Norse-Derived Vocabulary in Late Old English Texts: Wulfstan’s Works, a Case Study, NOWELE Supplement Series 22 (Odense: University Press of Southern Denmark, 2007).
Analysis of the Scandinavian Loanwords in the Aldredian Glosses to the Lindisfarne Gospels, Studies in English Language and Linguistics: Monographs 9 (Valencia: Department of English and German Philology, University of Valencia).
‘Norse-Derived Vocabulary in the Anglo-Saxon Chronicle’, in Reading the Anglo-Saxon Chronicle: Language, Literature, History, ed. by Alice Jorgensen, Studies in the Early Middle Ages (Turnhout: Brepols, in press).
‘Norse-Derived Terms and Structures in The Battle of Maldon’, Journal of English and Germanic Philology 107 (2008): 421-44.
‘Two Compounds in the Old English and Old Norse Versions of the Prose Phoenix’, Arkiv för nordisk filologi 122 (2007): 137-56.
‘A Paw in Every Pie: Wulfstan and the Anglo-Saxon Chronicle Again’, Leeds Studies in English ns 38 (2007): 31-52.
‘An Etymological Note on Two Old English Medical Terms: ridesoht and flacg’, Studia Neophilologica 79 (2007): 45-53.
‘A Reconsideration of Wulfstan’s Use of Norse-Derived Terms: The Case of þrǣl’, English Studies 88 (2007): 1-21.
‘Anglo-Scandinavian Trade or Paganism?
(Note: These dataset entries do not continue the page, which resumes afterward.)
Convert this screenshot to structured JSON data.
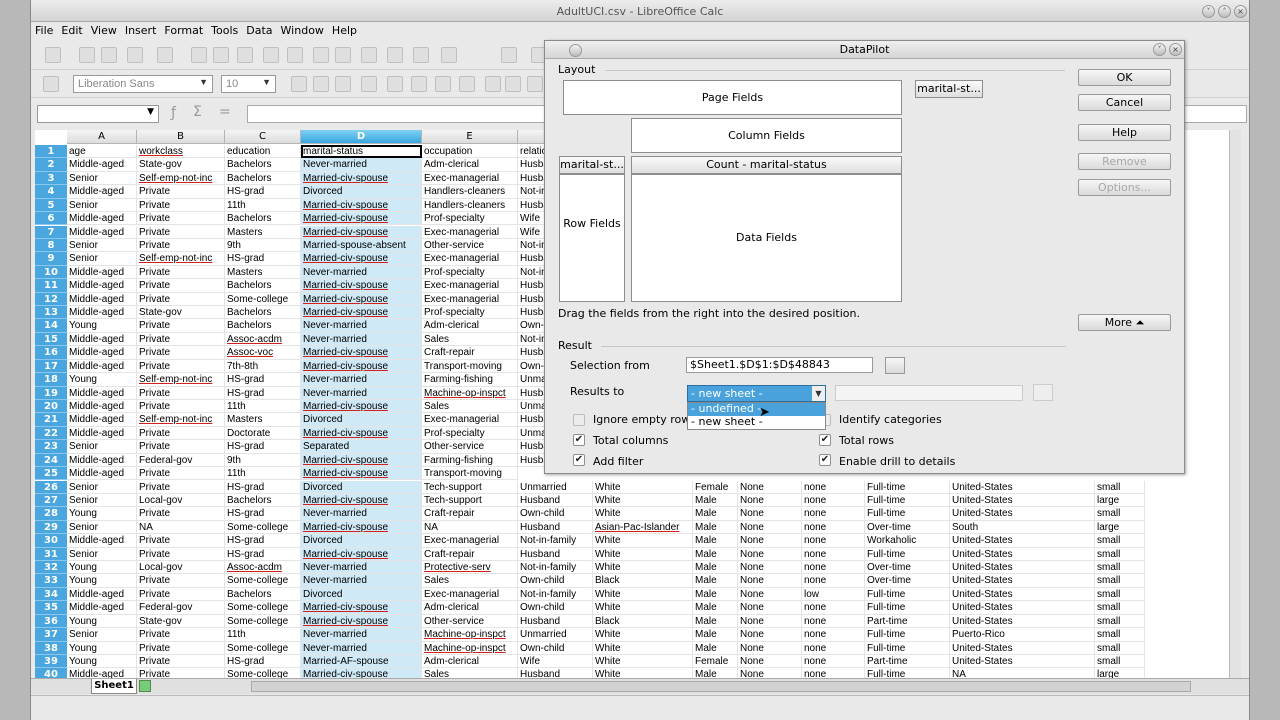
{
  "window": {
    "title": "AdultUCI.csv - LibreOffice Calc"
  },
  "menu": [
    "File",
    "Edit",
    "View",
    "Insert",
    "Format",
    "Tools",
    "Data",
    "Window",
    "Help"
  ],
  "toolbar": {
    "font_name": "Liberation Sans",
    "font_size": "10"
  },
  "columns": [
    "A",
    "B",
    "C",
    "D",
    "E"
  ],
  "selected_column": "D",
  "rows": [
    [
      "1",
      "age",
      "workclass",
      "education",
      "marital-status",
      "occupation"
    ],
    [
      "2",
      "Middle-aged",
      "State-gov",
      "Bachelors",
      "Never-married",
      "Adm-clerical"
    ],
    [
      "3",
      "Senior",
      "Self-emp-not-inc",
      "Bachelors",
      "Married-civ-spouse",
      "Exec-managerial"
    ],
    [
      "4",
      "Middle-aged",
      "Private",
      "HS-grad",
      "Divorced",
      "Handlers-cleaners"
    ],
    [
      "5",
      "Senior",
      "Private",
      "11th",
      "Married-civ-spouse",
      "Handlers-cleaners"
    ],
    [
      "6",
      "Middle-aged",
      "Private",
      "Bachelors",
      "Married-civ-spouse",
      "Prof-specialty"
    ],
    [
      "7",
      "Middle-aged",
      "Private",
      "Masters",
      "Married-civ-spouse",
      "Exec-managerial"
    ],
    [
      "8",
      "Senior",
      "Private",
      "9th",
      "Married-spouse-absent",
      "Other-service"
    ],
    [
      "9",
      "Senior",
      "Self-emp-not-inc",
      "HS-grad",
      "Married-civ-spouse",
      "Exec-managerial"
    ],
    [
      "10",
      "Middle-aged",
      "Private",
      "Masters",
      "Never-married",
      "Prof-specialty"
    ],
    [
      "11",
      "Middle-aged",
      "Private",
      "Bachelors",
      "Married-civ-spouse",
      "Exec-managerial"
    ],
    [
      "12",
      "Middle-aged",
      "Private",
      "Some-college",
      "Married-civ-spouse",
      "Exec-managerial"
    ],
    [
      "13",
      "Middle-aged",
      "State-gov",
      "Bachelors",
      "Married-civ-spouse",
      "Prof-specialty"
    ],
    [
      "14",
      "Young",
      "Private",
      "Bachelors",
      "Never-married",
      "Adm-clerical"
    ],
    [
      "15",
      "Middle-aged",
      "Private",
      "Assoc-acdm",
      "Never-married",
      "Sales"
    ],
    [
      "16",
      "Middle-aged",
      "Private",
      "Assoc-voc",
      "Married-civ-spouse",
      "Craft-repair"
    ],
    [
      "17",
      "Middle-aged",
      "Private",
      "7th-8th",
      "Married-civ-spouse",
      "Transport-moving"
    ],
    [
      "18",
      "Young",
      "Self-emp-not-inc",
      "HS-grad",
      "Never-married",
      "Farming-fishing"
    ],
    [
      "19",
      "Middle-aged",
      "Private",
      "HS-grad",
      "Never-married",
      "Machine-op-inspct"
    ],
    [
      "20",
      "Middle-aged",
      "Private",
      "11th",
      "Married-civ-spouse",
      "Sales"
    ],
    [
      "21",
      "Middle-aged",
      "Self-emp-not-inc",
      "Masters",
      "Divorced",
      "Exec-managerial"
    ],
    [
      "22",
      "Middle-aged",
      "Private",
      "Doctorate",
      "Married-civ-spouse",
      "Prof-specialty"
    ],
    [
      "23",
      "Senior",
      "Private",
      "HS-grad",
      "Separated",
      "Other-service"
    ],
    [
      "24",
      "Middle-aged",
      "Federal-gov",
      "9th",
      "Married-civ-spouse",
      "Farming-fishing"
    ],
    [
      "25",
      "Middle-aged",
      "Private",
      "11th",
      "Married-civ-spouse",
      "Transport-moving"
    ],
    [
      "26",
      "Senior",
      "Private",
      "HS-grad",
      "Divorced",
      "Tech-support"
    ],
    [
      "27",
      "Senior",
      "Local-gov",
      "Bachelors",
      "Married-civ-spouse",
      "Tech-support"
    ],
    [
      "28",
      "Young",
      "Private",
      "HS-grad",
      "Never-married",
      "Craft-repair"
    ],
    [
      "29",
      "Senior",
      "NA",
      "Some-college",
      "Married-civ-spouse",
      "NA"
    ],
    [
      "30",
      "Middle-aged",
      "Private",
      "HS-grad",
      "Divorced",
      "Exec-managerial"
    ],
    [
      "31",
      "Senior",
      "Private",
      "HS-grad",
      "Married-civ-spouse",
      "Craft-repair"
    ],
    [
      "32",
      "Young",
      "Local-gov",
      "Assoc-acdm",
      "Never-married",
      "Protective-serv"
    ],
    [
      "33",
      "Young",
      "Private",
      "Some-college",
      "Never-married",
      "Sales"
    ],
    [
      "34",
      "Middle-aged",
      "Private",
      "Bachelors",
      "Divorced",
      "Exec-managerial"
    ],
    [
      "35",
      "Middle-aged",
      "Federal-gov",
      "Some-college",
      "Married-civ-spouse",
      "Adm-clerical"
    ],
    [
      "36",
      "Young",
      "State-gov",
      "Some-college",
      "Married-civ-spouse",
      "Other-service"
    ],
    [
      "37",
      "Senior",
      "Private",
      "11th",
      "Never-married",
      "Machine-op-inspct"
    ],
    [
      "38",
      "Young",
      "Private",
      "Some-college",
      "Never-married",
      "Machine-op-inspct"
    ],
    [
      "39",
      "Young",
      "Private",
      "HS-grad",
      "Married-AF-spouse",
      "Adm-clerical"
    ],
    [
      "40",
      "Middle-aged",
      "Private",
      "Some-college",
      "Married-civ-spouse",
      "Sales"
    ]
  ],
  "col_f_partial": [
    "relatio",
    "Husba",
    "Husba",
    "Not-in",
    "Husba",
    "Wife",
    "Wife",
    "Not-in",
    "Husba",
    "Not-in",
    "Husba",
    "Husba",
    "Husba",
    "Own-",
    "Not-in",
    "Husba",
    "Own-c",
    "Unma",
    "Husba",
    "Unma",
    "Husba",
    "Unma",
    "Husba",
    "Husba"
  ],
  "lower_rows": [
    [
      "Unmarried",
      "White",
      "Female",
      "None",
      "none",
      "Full-time",
      "United-States",
      "small"
    ],
    [
      "Husband",
      "White",
      "Male",
      "None",
      "none",
      "Full-time",
      "United-States",
      "large"
    ],
    [
      "Own-child",
      "White",
      "Male",
      "None",
      "none",
      "Full-time",
      "United-States",
      "small"
    ],
    [
      "Husband",
      "Asian-Pac-Islander",
      "Male",
      "None",
      "none",
      "Over-time",
      "South",
      "large"
    ],
    [
      "Not-in-family",
      "White",
      "Male",
      "None",
      "none",
      "Workaholic",
      "United-States",
      "small"
    ],
    [
      "Husband",
      "White",
      "Male",
      "None",
      "none",
      "Full-time",
      "United-States",
      "small"
    ],
    [
      "Not-in-family",
      "White",
      "Male",
      "None",
      "none",
      "Over-time",
      "United-States",
      "small"
    ],
    [
      "Own-child",
      "Black",
      "Male",
      "None",
      "none",
      "Over-time",
      "United-States",
      "small"
    ],
    [
      "Not-in-family",
      "White",
      "Male",
      "None",
      "low",
      "Full-time",
      "United-States",
      "small"
    ],
    [
      "Own-child",
      "White",
      "Male",
      "None",
      "none",
      "Full-time",
      "United-States",
      "small"
    ],
    [
      "Husband",
      "Black",
      "Male",
      "None",
      "none",
      "Part-time",
      "United-States",
      "small"
    ],
    [
      "Unmarried",
      "White",
      "Male",
      "None",
      "none",
      "Full-time",
      "Puerto-Rico",
      "small"
    ],
    [
      "Own-child",
      "White",
      "Male",
      "None",
      "none",
      "Full-time",
      "United-States",
      "small"
    ],
    [
      "Wife",
      "White",
      "Female",
      "None",
      "none",
      "Part-time",
      "United-States",
      "small"
    ],
    [
      "Husband",
      "White",
      "Male",
      "None",
      "none",
      "Full-time",
      "NA",
      "large"
    ]
  ],
  "sheet_tab": "Sheet1",
  "dialog": {
    "title": "DataPilot",
    "layout_label": "Layout",
    "page_fields": "Page Fields",
    "column_fields": "Column Fields",
    "row_fields": "Row Fields",
    "data_fields": "Data Fields",
    "row_field_button": "marital-st...",
    "data_field_button": "Count - marital-status",
    "available_field": "marital-st...",
    "hint": "Drag the fields from the right into the desired position.",
    "ok": "OK",
    "cancel": "Cancel",
    "help": "Help",
    "remove": "Remove",
    "options": "Options...",
    "more": "More",
    "result_label": "Result",
    "selection_from_label": "Selection from",
    "selection_from_value": "$Sheet1.$D$1:$D$48843",
    "results_to_label": "Results to",
    "results_to_value": "- new sheet -",
    "dropdown_options": [
      "- undefined -",
      "- new sheet -"
    ],
    "ignore_empty_rows": "Ignore empty rows",
    "identify_categories": "Identify categories",
    "total_columns": "Total columns",
    "total_rows": "Total rows",
    "add_filter": "Add filter",
    "enable_drill": "Enable drill to details"
  }
}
OE hæðen in the First Cleopatra Glossary’, Modern Language Review 101 (2006): 625-37.
‘OE fēs(i)an / ME fēsen Revisited’, Neophilologus 90 (2006): 119-34.
‘Friends and Relatives in Need of an Explanation: Gr. anagkaîos, L necessarius and PGmc *nauð-’, Journal of English and Germanic Philology 104 (2005): 1-11.
‘For Gode and for worolde: Wulfstan’s Differentiation of the Divine and Worldly Realms through Word-Formation Processes’, English Studies 85 (2004): 281-96.
‘A Sociolinguistic Approach to the Norse-Derived Words in the Glosses to the Lindisfarne and Rushworth Gospels’, in New Perspectives on English Historical Linguistics: Selected Papers from 12 ICEHL, Glasgow, 21-26 August 2002, ed. by Christian Kay et al., Vol. 2: Lexis and Transmission, Current Issues in Linguistic Theory 252 (Amsterdam: John Benjamins, 2004), 177-92.
‘Whom did al-Ghazāl Meet? An Exchange of Embassies between the Arabs from al-Andalus and the Vikings’, Saga-Book of the Viking Society for Northern Research 28 (2004): 5-28.
‘Aldredian Glosses to Proper Names in the Lindisfarne Gospels’, Anglia 119 (2001): 173-92.